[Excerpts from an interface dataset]
┏━━

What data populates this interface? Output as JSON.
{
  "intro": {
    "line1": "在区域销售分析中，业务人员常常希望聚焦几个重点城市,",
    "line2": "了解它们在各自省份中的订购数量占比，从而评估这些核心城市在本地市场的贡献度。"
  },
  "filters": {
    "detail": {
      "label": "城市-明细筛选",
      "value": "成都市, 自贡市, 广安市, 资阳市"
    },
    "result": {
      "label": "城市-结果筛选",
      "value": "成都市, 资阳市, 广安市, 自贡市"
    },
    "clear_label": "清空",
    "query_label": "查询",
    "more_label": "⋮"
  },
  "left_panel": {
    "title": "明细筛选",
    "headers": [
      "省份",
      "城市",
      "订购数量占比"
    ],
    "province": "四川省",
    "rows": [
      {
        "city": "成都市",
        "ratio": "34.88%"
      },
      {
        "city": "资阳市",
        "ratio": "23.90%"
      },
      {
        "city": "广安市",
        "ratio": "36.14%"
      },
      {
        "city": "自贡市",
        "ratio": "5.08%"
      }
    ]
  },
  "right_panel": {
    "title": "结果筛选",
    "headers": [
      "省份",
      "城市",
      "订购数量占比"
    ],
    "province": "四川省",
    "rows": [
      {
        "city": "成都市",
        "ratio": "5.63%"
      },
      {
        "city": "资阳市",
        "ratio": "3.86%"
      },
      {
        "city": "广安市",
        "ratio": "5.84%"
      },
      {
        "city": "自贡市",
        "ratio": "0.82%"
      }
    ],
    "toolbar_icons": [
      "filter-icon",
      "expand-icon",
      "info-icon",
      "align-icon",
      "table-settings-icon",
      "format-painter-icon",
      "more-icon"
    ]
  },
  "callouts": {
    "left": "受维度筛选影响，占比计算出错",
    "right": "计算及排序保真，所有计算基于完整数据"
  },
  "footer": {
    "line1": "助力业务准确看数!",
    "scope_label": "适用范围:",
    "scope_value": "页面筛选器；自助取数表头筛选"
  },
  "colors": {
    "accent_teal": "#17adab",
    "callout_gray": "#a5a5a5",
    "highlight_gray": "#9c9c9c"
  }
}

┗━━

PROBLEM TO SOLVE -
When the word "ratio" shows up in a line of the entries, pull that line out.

ANSWER FOR THE TASK -
        "ratio": "34.88%"
        "ratio": "23.90%"
        "ratio": "36.14%"
        "ratio": "5.08%"
        "ratio": "5.63%"
        "ratio": "3.86%"
        "ratio": "5.84%"
        "ratio": "0.82%"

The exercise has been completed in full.